(Dataset excerpts)
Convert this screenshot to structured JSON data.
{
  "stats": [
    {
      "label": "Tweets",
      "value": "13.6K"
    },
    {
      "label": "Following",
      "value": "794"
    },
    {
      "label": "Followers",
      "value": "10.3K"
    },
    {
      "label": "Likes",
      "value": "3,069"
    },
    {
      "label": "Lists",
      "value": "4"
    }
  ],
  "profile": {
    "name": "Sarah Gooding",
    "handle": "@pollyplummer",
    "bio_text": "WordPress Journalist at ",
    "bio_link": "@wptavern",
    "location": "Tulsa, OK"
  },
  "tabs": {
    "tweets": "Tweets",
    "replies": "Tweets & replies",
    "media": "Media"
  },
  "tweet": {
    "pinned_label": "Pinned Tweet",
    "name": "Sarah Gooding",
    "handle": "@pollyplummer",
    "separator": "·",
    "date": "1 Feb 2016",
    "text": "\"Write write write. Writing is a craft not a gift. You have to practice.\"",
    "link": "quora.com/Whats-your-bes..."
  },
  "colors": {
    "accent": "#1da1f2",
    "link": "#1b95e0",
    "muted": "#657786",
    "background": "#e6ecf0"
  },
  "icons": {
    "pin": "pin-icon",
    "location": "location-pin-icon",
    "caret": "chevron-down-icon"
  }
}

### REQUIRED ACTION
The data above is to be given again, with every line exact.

### WRITTEN SOLUTION
Convert this screenshot to structured JSON data.
{
  "stats": [
    {
      "label": "Tweets",
      "value": "13.6K"
    },
    {
      "label": "Following",
      "value": "794"
    },
    {
      "label": "Followers",
      "value": "10.3K"
    },
    {
      "label": "Likes",
      "value": "3,069"
    },
    {
      "label": "Lists",
      "value": "4"
    }
  ],
  "profile": {
    "name": "Sarah Gooding",
    "handle": "@pollyplummer",
    "bio_text": "WordPress Journalist at ",
    "bio_link": "@wptavern",
    "location": "Tulsa, OK"
  },
  "tabs": {
    "tweets": "Tweets",
    "replies": "Tweets & replies",
    "media": "Media"
  },
  "tweet": {
    "pinned_label": "Pinned Tweet",
    "name": "Sarah Gooding",
    "handle": "@pollyplummer",
    "separator": "·",
    "date": "1 Feb 2016",
    "text": "\"Write write write. Writing is a craft not a gift. You have to practice.\"",
    "link": "quora.com/Whats-your-bes..."
  },
  "colors": {
    "accent": "#1da1f2",
    "link": "#1b95e0",
    "muted": "#657786",
    "background": "#e6ecf0"
  },
  "icons": {
    "pin": "pin-icon",
    "location": "location-pin-icon",
    "caret": "chevron-down-icon"
  }
}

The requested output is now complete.